Lawyers have hit out at the government’s plans to scrap the Human Rights Act, over claims it is an attack on the rule of law that risks undermining Britain’s international reputation.
Law Society president I. Stephanie Boyce said the plans risk ruining Britain’s reputation “with trade partners, business, and in the international arena,” as she warned the move signals a “deepening of the government’s disregard for the checks and balances that underpin the rule of law”.
The Law Society president said the plan could call “into question Britain’s honour and trustworthiness as an international partner,” as she said the proposals will “make the state less accountable”.
The comments come as the government yesterday introduced a bill to scrap the Human Rights Act 1998 – which enshrines the European Convention of Human Rights (ECHR) into UK law – with a view to replacing it with a Bill of Rights.

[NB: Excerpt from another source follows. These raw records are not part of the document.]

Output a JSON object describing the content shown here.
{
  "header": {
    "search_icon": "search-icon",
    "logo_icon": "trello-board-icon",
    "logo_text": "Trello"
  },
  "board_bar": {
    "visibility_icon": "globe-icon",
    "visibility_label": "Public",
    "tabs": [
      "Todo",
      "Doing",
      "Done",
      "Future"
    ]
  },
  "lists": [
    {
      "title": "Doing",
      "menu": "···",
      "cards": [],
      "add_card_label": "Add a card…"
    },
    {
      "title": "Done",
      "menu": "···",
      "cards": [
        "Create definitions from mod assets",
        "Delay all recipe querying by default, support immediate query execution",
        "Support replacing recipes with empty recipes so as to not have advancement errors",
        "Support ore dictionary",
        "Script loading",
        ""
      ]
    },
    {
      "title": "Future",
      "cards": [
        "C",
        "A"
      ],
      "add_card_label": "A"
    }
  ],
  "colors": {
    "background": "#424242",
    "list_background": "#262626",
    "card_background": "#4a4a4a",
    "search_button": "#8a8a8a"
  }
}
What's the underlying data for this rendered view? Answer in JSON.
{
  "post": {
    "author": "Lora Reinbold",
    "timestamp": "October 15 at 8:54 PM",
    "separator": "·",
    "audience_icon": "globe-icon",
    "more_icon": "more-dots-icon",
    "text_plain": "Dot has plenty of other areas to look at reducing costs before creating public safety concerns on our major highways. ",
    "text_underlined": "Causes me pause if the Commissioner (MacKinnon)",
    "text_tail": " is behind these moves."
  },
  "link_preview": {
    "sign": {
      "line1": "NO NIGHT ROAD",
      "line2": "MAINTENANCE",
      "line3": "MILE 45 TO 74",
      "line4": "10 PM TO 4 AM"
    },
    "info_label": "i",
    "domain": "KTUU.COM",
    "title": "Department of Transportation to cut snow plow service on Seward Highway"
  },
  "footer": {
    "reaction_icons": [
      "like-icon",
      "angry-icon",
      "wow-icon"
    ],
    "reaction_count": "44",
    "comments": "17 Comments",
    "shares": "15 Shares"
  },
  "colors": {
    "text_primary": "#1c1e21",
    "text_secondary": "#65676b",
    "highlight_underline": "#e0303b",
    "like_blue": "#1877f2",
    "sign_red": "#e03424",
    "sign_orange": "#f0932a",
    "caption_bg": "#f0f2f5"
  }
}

Speaking to parliament, justice minister Dominic Raab said: “Our Bills of Rights will strengthen our proud tradition of freedom, it will demarcate a clearer separation of powers.”
“It will ensure greater respect for our democratic institutions and it will better protect the public and restore a healthy dose of common sense to the justice system which is essential for commanding public confidence,” the justice secretary said. “Ultimately it will make us freer, it will help keep our streets safer.”
However, Sophie Kemp, a partner at London law firm Kingsley Napley, said the plans come as “another Orwellian turn from this government,” that risks acting as a “retrograde step” for British society.
The government says the new bill will curb “bogus human rights claims” by forcing people to show they have suffered a “significant disadvantage” before their claims are heard.
The Ministry of Justice (MoJ) also said the bill will aid deportations by restricting the circumstances in which individuals are able to claim a right to family life.
The new bill comes after a ruling by the European Court of Human Rights (ECtHR) in Strasbourg last week thwarted the government’s plans to send migrants to Rwanda, after a last-minute ruling blocked the deportation of an Iraqi asylum seeker.
Stephanie Boyce said the Bill of Rights will “grant the government greater unfettered power over the people,” as she argued the plans come as a “lurch backwards for British justice.”
The comments come after criminal barristers this week voted in favour of plans to strike against the government over legal aid fees.